May 3, 2015
by John A.K. Boyd, MD
- the Bible was not the literal Word of God, but the invention of the prophet, Ezra;
- Jesus performed no actual miracles;
- the story of Jesus’ resurrection was a myth;
- if Moses actually existed at all, he was a better politician and magician than Jesus and that Mohammed had been better than either;
- Jesus was an imposter;
- God, nature and the world were one, and had existed since eternity.
...if history and our own lives are rife with examples of church failures, problems and pain, why do we need this community we call “church”?
...could it be that God’s primary intention for the Church is that it be a school or training ground for forgiveness?
Trying to second-guess God’s purposes can be a bit dicey, but since I’m a doctor (and we often play God) I thought I’d give it a whirl. Some of the unique benefits of participation in a church community seem rather obvious: the experiences of transcendence that sometimes occur during corporate worship – particularly the sharing of Eucharist and music; the mutual support we garner during times of joy and sorrow such as baptisms, weddings, and funerals; the healings experienced in corporate prayer and the laying-on of hands; the learning and sharing of a common Biblical narrative that forms our identity, and helps make sense of our humanity and our relationship to our Creator.
But it occurs to me, that there may be an even more important reason for those of us trying to follow Jesus to participate in a church. According to Jesus, there are only two things that are really important in life, two things that we really need to learn: 1) to love God, and 2) to love our neighbor as ourselves. According to today’s epistle from IJohn, we learn to love God by loving other humans – all other humans. But we need a place to start, and most of us can’t begin by loving neo-Nazis, ISIS militants or even our own politicians. We need to start with the basics. The first basic, the prerequisite to love according to Jesus, is forgiveness. We can’t really love others until we have learned to forgive them when they have hurt us. So, could it be that God’s primary intention for the Church is that it be a school or training ground for forgiveness? I think it might be so.
...our brothers and sisters occasionally, if not frequently, fail us, and we fail them, because we are, in spite of being Christians, imperfect human beings who are often self-serving.

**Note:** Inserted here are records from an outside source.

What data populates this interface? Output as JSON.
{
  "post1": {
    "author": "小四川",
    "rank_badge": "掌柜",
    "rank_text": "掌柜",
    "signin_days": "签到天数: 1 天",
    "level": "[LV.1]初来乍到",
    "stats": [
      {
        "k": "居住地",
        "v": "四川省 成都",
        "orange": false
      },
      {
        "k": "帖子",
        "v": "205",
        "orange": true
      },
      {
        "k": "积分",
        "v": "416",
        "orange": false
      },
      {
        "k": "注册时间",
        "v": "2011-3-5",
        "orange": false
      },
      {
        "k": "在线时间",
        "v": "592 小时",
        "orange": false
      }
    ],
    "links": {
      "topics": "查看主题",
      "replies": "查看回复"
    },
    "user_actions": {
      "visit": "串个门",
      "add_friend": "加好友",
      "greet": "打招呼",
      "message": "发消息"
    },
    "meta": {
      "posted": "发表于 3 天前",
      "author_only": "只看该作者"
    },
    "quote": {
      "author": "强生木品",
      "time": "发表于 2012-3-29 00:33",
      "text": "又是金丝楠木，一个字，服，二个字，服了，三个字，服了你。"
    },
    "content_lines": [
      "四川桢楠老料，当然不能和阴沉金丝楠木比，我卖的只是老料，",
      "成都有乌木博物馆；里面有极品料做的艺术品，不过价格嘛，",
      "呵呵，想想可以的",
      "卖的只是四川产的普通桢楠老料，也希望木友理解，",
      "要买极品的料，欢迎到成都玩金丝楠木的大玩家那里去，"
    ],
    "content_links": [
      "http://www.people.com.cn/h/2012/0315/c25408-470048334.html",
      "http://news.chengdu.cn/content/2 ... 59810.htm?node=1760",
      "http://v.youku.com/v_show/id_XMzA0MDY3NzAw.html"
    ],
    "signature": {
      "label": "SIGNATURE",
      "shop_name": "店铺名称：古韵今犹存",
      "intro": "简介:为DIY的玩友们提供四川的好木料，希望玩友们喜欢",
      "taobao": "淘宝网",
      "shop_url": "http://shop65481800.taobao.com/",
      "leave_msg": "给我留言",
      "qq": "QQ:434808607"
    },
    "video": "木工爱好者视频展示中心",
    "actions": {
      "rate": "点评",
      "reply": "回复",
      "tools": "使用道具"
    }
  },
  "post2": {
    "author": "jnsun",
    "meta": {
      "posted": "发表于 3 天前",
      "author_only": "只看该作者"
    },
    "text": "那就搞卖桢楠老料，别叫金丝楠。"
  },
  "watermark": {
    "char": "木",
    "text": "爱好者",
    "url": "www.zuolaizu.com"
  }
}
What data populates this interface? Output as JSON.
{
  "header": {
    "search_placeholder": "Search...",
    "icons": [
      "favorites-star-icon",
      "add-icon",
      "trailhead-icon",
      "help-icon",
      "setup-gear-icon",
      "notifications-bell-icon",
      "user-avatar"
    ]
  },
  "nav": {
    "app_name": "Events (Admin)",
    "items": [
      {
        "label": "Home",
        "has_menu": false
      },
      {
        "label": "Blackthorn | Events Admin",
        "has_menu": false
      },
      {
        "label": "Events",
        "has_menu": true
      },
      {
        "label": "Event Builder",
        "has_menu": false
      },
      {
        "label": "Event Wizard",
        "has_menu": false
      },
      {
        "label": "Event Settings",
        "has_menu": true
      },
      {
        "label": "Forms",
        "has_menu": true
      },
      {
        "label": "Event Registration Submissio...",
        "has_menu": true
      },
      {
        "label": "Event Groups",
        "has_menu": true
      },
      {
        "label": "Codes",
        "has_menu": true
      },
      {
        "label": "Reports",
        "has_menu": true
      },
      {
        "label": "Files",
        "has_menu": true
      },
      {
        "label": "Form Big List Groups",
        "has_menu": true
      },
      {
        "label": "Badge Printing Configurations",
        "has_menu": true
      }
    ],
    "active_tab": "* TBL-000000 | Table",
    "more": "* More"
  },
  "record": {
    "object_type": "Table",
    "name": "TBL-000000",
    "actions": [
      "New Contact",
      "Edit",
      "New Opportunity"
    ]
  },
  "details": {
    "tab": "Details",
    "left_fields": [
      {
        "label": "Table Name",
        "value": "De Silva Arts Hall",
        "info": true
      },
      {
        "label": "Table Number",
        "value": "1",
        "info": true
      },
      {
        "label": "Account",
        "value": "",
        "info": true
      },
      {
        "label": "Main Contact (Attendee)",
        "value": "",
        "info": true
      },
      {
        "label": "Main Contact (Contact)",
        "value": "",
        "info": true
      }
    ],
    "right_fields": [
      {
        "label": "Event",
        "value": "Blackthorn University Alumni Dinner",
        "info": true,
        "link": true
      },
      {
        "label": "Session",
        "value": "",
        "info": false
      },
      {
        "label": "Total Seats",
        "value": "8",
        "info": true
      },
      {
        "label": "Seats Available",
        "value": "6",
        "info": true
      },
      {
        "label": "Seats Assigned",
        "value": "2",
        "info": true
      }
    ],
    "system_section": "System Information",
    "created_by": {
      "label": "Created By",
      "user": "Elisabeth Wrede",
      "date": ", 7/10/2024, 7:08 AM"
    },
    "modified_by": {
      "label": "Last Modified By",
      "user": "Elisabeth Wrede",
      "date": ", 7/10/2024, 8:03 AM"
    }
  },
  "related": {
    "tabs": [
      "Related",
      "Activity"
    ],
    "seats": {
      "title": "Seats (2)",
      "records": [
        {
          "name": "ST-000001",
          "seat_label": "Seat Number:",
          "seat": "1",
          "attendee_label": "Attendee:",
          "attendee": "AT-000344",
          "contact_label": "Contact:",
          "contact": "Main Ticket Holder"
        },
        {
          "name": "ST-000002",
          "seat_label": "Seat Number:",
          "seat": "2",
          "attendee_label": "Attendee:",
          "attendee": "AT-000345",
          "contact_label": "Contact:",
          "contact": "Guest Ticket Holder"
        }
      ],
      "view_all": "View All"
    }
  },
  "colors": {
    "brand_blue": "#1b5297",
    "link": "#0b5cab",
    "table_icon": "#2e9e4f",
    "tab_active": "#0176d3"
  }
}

The imperfect community of Jesus’ followers, what we now call the Church, is ironically the perfect environment in which to practice and experience forgiveness leading to love. Forgiveness can certainly be tough – but not as tough as we often think. In my own case, I did forgive my church of origin and have continued to love and respect my friends and family who are still participating in that Christian tradition. Doing so, however, was not the result of heroic spiritual effort on my part. Forgiving my church happened slowly, almost mystically, over several years as I continued to muddle along my own spiritual path in other Christian communities. Of course, part of that forgiveness was coming to understand that I had misjudged my church – coming to understand that some of those folks were not just interested in being doctrinally correct. Some of them sat with my mother, prayed with her and read her the Psalms as she lay dying. Some of them prayed for my nephew while he served a 20-year prison sentence for the murder of a homeless man, gave him a good job when he got out of prison, and helped him rebuild a life from ashes. My church helped me understand the fallibility of my moral assessments of other people. It taught me to be less righteous about my resentments and grudges –especially those that were fueled by my perception of motives I had imputed to others. Forgiving my church was, I think, the work of the Holy Spirit mediated through the lives of other Christians who forgave, loved and mentored me along the way.

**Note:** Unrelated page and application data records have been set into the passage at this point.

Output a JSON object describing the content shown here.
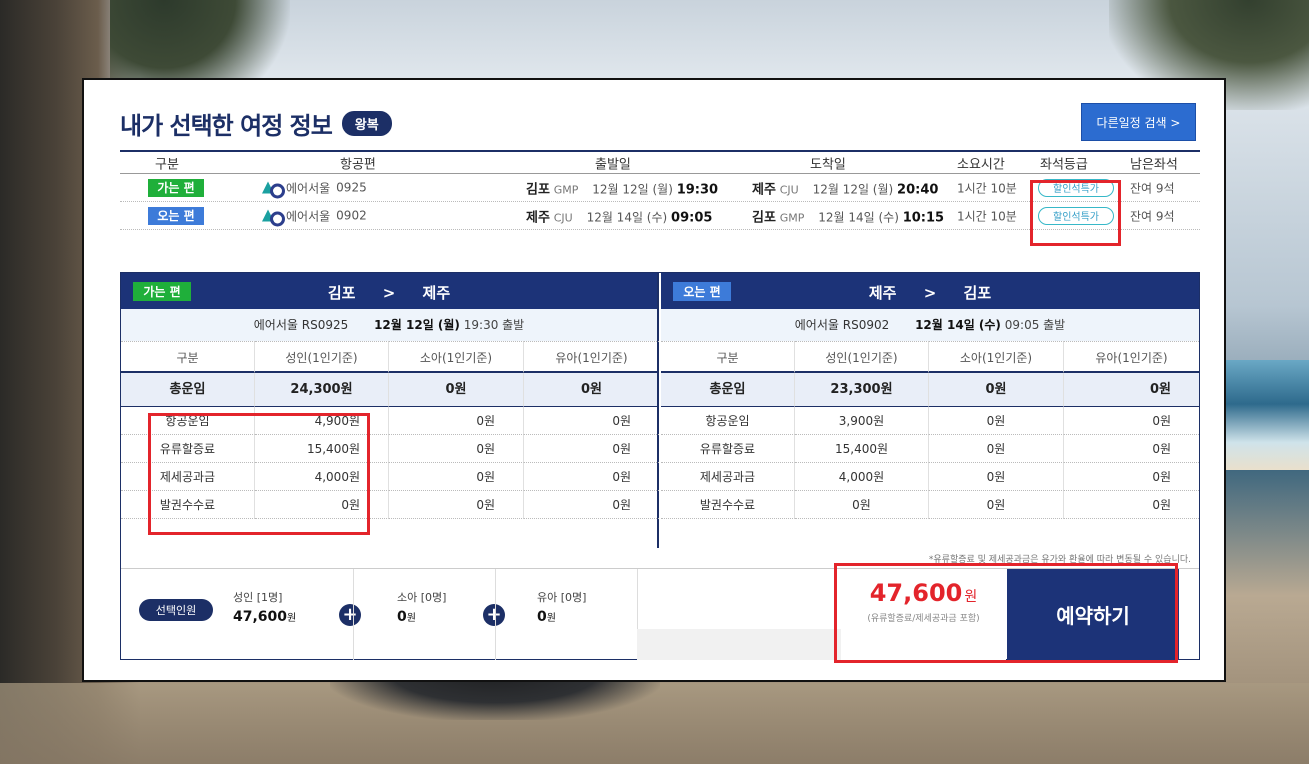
{
  "title": "내가 선택한 여정 정보",
  "trip_type": "왕복",
  "other_search": "다른일정 검색 >",
  "summary": {
    "headers": [
      "구분",
      "항공편",
      "출발일",
      "도착일",
      "소요시간",
      "좌석등급",
      "남은좌석"
    ],
    "rows": [
      {
        "dir": "가는 편",
        "airline": "에어서울",
        "flight_no": "0925",
        "dep_city": "김포",
        "dep_code": "GMP",
        "dep_date": "12월 12일 (월)",
        "dep_time": "19:30",
        "arr_city": "제주",
        "arr_code": "CJU",
        "arr_date": "12월 12일 (월)",
        "arr_time": "20:40",
        "duration": "1시간 10분",
        "seat_class": "할인석특가",
        "seats_left": "잔여 9석"
      },
      {
        "dir": "오는 편",
        "airline": "에어서울",
        "flight_no": "0902",
        "dep_city": "제주",
        "dep_code": "CJU",
        "dep_date": "12월 14일 (수)",
        "dep_time": "09:05",
        "arr_city": "김포",
        "arr_code": "GMP",
        "arr_date": "12월 14일 (수)",
        "arr_time": "10:15",
        "duration": "1시간 10분",
        "seat_class": "할인석특가",
        "seats_left": "잔여 9석"
      }
    ]
  },
  "fare": {
    "outbound": {
      "dir": "가는 편",
      "from": "김포",
      "arrow": ">",
      "to": "제주",
      "airline": "에어서울",
      "flight": "RS0925",
      "date": "12월 12일 (월)",
      "dep": "19:30 출발",
      "col_headers": [
        "구분",
        "성인(1인기준)",
        "소아(1인기준)",
        "유아(1인기준)"
      ],
      "total": [
        "총운임",
        "24,300원",
        "0원",
        "0원"
      ],
      "items": [
        [
          "항공운임",
          "4,900원",
          "0원",
          "0원"
        ],
        [
          "유류할증료",
          "15,400원",
          "0원",
          "0원"
        ],
        [
          "제세공과금",
          "4,000원",
          "0원",
          "0원"
        ],
        [
          "발권수수료",
          "0원",
          "0원",
          "0원"
        ]
      ]
    },
    "inbound": {
      "dir": "오는 편",
      "from": "제주",
      "arrow": ">",
      "to": "김포",
      "airline": "에어서울",
      "flight": "RS0902",
      "date": "12월 14일 (수)",
      "dep": "09:05 출발",
      "col_headers": [
        "구분",
        "성인(1인기준)",
        "소아(1인기준)",
        "유아(1인기준)"
      ],
      "total": [
        "총운임",
        "23,300원",
        "0원",
        "0원"
      ],
      "items": [
        [
          "항공운임",
          "3,900원",
          "0원",
          "0원"
        ],
        [
          "유류할증료",
          "15,400원",
          "0원",
          "0원"
        ],
        [
          "제세공과금",
          "4,000원",
          "0원",
          "0원"
        ],
        [
          "발권수수료",
          "0원",
          "0원",
          "0원"
        ]
      ]
    },
    "note": "*유류할증료 및 제세공과금은 유가와 환율에 따라 변동될 수 있습니다."
  },
  "bottom": {
    "people_label": "선택인원",
    "adult": {
      "title": "성인 [1명]",
      "amount": "47,600",
      "unit": "원"
    },
    "child": {
      "title": "소아 [0명]",
      "amount": "0",
      "unit": "원"
    },
    "infant": {
      "title": "유아 [0명]",
      "amount": "0",
      "unit": "원"
    },
    "plus": "+",
    "total_amount": "47,600",
    "total_unit": "원",
    "total_note": "(유류할증료/제세공과금 포함)",
    "reserve": "예약하기"
  },
  "colors": {
    "navy": "#1c3378",
    "go_green": "#1faf3a",
    "back_blue": "#3d7bd9",
    "highlight_red": "#e3242b"
  }
}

And what about here and now? In case you hadn’t noticed, St. Mark’s is an imperfect Christian community. It is also a place where we have legitimate expectations of our sisters and brothers – expectations that we do not and will not consistently meet. But it is a place where many of us have continued to experience forgiveness and genuine love – in spite of our warts. In this season of transition, I hope we can realize that what we need to do is probably not rocket science. The grace to continue forgiving and loving one another comes from being connected to (or as John says “abiding in”) the Jesus Vine – and thus connected to the other branches. The pruning described in today’s gospel is not about us cutting the bad people out of the church – it is about our choices to remain connected and about God removing the sickly, dying pieces of detritus from each of us so that we all can flourish communally in God’s vineyard. But we must stay connected to each other through Jesus. To do so, we will probably, as Stanley Hauerwas has written, “have to break our habit of having church in such a way that people are deceived into thinking that they can be Christians and remain strangers.” The practices that keep us from remaining strangers, practices that help us remain connected to each other as branches on the Vine are, fortunately few and relatively simple: worshiping together, praying together, eating together, studying together, playing together – and perhaps even putting a few more shekels in the collection plate. Mostly, I think we just need to show up.